So the cast iron gastric constitution you had as a young person has deserted you, and the diet that used to include anything and everything no longer works for you…even worse, you get the most horrible acid reflux after working out; but don’t despair! There are some things you can do to prevent the suffering and keep exercising for your good health!
If you aren’t sure if you actually have reflux, your first question might be “What does acid reflux feel like?” The pain in your chest is very similar to a heart attack, and that is why you must follow up with your doctor the first time you experience it; knowing the warning signs of a heart attack is a good first step, but not everyone has the same symptoms! See your doctor to get a diagnosis of acid reflux if you feel this may be happening. Your doctor can rule out heart disease, and prescribe any one of the effective medications now available. Once you are medically cleared for exercise, these ideas may prevent acid reflux after working out:
• Wait two hours after eating before you exercise: Just like Mom would make you wait a half hour before swimming after eating (so you wouldn’t get a cramp!), it is best not to eat within two hours of a vigorous workout. Giving your body time to digest the food and stomach acids after a meal prevents the ‘sloshing’ or the ‘too full’ feeling, that can lead to mild nausea, then the chest pain that is what acid reflux feels like.
• Eat wisely: When you do eat, there are things you should avoid: spicy, fatty or calorie rich foods; caffeinated drinks; juices that contain citric acid; chocolate or any rich desserts; in short, a high protein, lower carbohydrate meal will give you the energy to have a great workout!
• Drink water: Not only is water great for flushing fat from your system, it also helps neutralize the acids in your tummy. When I feel the burning of acids in my stomach at any time, I pour a glass of ice water and sip it often…the relief is immediate. Water also prevents dehydration caused from sweating.
• Take any medication your doctor prescribed: This one is important! Many medications to treat reflux are proton pump inhibitors; what that means is that you’ll have less acid in your stomach in the first place! Because these acids can be erosive to your esophagus, prevention is better than trying to heal the burns. In time, with the right medication, you could forget what acid reflux feels like.
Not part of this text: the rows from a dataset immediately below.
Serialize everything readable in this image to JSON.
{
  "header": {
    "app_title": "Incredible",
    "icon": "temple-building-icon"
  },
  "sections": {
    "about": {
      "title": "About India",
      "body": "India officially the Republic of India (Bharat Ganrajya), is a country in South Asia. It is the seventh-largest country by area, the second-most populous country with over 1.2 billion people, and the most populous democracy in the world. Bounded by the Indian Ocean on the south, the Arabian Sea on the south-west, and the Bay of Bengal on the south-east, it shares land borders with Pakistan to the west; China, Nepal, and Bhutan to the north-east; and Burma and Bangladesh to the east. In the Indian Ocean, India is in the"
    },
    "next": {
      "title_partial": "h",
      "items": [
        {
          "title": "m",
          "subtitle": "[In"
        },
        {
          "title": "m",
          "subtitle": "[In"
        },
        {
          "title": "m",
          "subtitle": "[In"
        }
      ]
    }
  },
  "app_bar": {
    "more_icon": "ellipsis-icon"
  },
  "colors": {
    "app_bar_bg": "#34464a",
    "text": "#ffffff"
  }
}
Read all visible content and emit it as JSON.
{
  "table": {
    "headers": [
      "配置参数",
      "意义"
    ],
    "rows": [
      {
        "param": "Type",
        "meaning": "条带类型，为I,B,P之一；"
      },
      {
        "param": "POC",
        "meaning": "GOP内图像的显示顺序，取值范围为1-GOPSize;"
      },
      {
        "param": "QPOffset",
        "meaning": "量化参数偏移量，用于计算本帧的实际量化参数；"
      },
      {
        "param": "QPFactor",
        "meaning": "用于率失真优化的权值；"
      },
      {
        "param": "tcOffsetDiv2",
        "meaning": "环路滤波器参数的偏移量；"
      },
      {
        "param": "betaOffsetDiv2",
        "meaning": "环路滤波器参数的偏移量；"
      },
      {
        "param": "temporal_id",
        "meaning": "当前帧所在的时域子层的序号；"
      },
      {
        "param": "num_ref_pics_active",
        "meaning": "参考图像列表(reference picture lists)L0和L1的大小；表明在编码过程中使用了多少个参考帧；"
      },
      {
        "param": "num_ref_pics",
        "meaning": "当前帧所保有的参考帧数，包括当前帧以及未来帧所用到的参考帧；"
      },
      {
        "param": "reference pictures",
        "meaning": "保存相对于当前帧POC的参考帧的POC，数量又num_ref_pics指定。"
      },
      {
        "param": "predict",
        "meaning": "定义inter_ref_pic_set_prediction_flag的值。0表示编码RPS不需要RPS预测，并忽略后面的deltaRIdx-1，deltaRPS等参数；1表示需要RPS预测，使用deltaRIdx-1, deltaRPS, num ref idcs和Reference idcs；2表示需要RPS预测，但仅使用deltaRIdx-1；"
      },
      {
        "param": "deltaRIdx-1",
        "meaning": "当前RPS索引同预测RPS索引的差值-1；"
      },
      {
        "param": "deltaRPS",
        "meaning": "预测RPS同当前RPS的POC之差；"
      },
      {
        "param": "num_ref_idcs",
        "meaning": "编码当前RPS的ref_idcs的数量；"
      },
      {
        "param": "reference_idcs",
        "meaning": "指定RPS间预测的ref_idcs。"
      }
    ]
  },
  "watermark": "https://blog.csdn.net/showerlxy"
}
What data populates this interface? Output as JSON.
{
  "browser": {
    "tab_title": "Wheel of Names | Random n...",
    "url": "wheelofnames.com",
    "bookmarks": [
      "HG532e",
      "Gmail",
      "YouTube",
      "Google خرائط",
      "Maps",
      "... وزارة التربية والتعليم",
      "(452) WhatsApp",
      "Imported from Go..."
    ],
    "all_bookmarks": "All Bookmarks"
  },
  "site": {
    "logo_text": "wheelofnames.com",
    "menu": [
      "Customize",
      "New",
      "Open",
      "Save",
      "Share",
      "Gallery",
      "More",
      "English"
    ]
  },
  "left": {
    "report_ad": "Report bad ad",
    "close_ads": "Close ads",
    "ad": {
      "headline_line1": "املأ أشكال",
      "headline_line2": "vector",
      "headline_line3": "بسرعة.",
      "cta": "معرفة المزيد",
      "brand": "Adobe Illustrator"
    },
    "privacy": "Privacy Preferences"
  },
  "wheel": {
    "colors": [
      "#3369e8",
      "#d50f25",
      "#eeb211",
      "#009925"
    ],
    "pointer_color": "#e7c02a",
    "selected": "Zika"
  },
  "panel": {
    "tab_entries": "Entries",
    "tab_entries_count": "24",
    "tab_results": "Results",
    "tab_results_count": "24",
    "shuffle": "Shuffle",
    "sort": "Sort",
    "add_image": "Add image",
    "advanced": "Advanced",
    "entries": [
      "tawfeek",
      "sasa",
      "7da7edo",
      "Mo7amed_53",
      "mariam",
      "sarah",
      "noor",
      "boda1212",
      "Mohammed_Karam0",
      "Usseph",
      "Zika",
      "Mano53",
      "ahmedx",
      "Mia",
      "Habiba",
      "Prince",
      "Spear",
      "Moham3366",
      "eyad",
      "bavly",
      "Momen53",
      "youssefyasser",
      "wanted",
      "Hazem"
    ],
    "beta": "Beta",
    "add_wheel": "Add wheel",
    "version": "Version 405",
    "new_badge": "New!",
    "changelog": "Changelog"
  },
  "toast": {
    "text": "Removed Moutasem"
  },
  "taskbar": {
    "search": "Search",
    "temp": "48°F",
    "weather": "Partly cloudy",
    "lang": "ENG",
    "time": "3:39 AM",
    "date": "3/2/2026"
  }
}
If you find that you are still suffering, maybe a less active form of exercise is called for; acid reflux after working out might be avoided with a switch from hard, pounding aerobics to swimming, bicycling, speed walking or dancing. Just don’t stop working out! A stronger, healthier body is worth it, and so are YOU!